If a picture is worth a thousand words, then this article will one of our most dense to date. Jurassic World Fallen Kingdom has released on Blu-ray, DVD and Digital and with that has come a new wave of artwork from making the film. While the retail releases of the movie were quite light on making of content, and didn’t include any deleted scenes, the artwork from various artist who worked on the film have revealed quite a few alternative sequences that didn’t make the final cut.

Take a look at the concept art from the latest Jurassic Park sequel below – whether or not it’s from a cut scene, or art you’ll see reflected in the movie, it’s all sure to please.

Christopher Brändström

The artwork from Christopher Brändström focuses on early passes of the Indoraptor, where the initial plan was to show off a few experiments gone wrong in the development process of the new breed of dinosaurs. Further, it showcases an alternate opening of Fallen Kingdom, serving to introduce the Mosasaurus in the open ocean attacking a whaling vessel.

Jama Jurabaev

Jama’s artwork served as the basis for many keyframes, final approved dinosaur designs, and more. Some of the most striking pieces of art reveal that there were originally meant to be two Indoraptors who would eventually fight, leaving the one we know from the film victorious. Also notable is his early 3D model of the Allosaurus which looks more like the real animal, and the fact the Sinoceratops was to be called Pachyrhinosaurus with no design differences.

Further, his art explored an alternate more intense version of the stampede and raging wildfires, which was later replaced with a more lighthearted adventure action sequence. Finally, two pieces of art also showcase the Spinosaurus, which would have been killed by the T. rex instead of the Carnotaurus.

As time goes on, more artwork will surely be released for Jurassic World Fallen Kingdom. While there are currently no plans for an artbook, and thus no commentary for how the art led to the final designs and story, these images can still be both insightful and captivating as making of content.

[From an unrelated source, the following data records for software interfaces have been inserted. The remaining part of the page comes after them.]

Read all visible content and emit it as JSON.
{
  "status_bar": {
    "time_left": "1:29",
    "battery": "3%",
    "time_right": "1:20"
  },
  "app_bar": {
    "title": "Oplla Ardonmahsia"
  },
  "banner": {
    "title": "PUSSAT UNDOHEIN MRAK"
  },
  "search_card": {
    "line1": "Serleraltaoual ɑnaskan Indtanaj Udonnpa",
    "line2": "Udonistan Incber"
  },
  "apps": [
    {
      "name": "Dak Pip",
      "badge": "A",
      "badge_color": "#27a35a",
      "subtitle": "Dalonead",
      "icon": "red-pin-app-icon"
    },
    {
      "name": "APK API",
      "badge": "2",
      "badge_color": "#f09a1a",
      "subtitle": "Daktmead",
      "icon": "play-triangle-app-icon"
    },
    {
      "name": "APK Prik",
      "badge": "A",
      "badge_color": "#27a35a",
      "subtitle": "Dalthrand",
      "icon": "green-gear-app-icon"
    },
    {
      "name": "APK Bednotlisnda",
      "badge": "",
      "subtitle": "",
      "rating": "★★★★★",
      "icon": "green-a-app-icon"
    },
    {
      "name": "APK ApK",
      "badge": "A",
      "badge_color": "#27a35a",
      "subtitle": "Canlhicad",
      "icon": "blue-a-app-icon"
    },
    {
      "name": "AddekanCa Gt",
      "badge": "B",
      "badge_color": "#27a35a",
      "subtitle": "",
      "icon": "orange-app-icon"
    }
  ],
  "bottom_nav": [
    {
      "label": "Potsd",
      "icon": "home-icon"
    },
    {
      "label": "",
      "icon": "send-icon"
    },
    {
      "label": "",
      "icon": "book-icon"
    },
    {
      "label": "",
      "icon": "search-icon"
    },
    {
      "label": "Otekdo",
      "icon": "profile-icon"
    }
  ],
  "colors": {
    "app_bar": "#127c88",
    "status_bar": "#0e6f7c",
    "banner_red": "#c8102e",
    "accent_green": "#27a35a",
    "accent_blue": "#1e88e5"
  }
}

Sound off and let us know what your favorite piece is, and if you would eventually like to see art books for various Jurassic Park films!

Source: jamajurabaev, chrisbrandart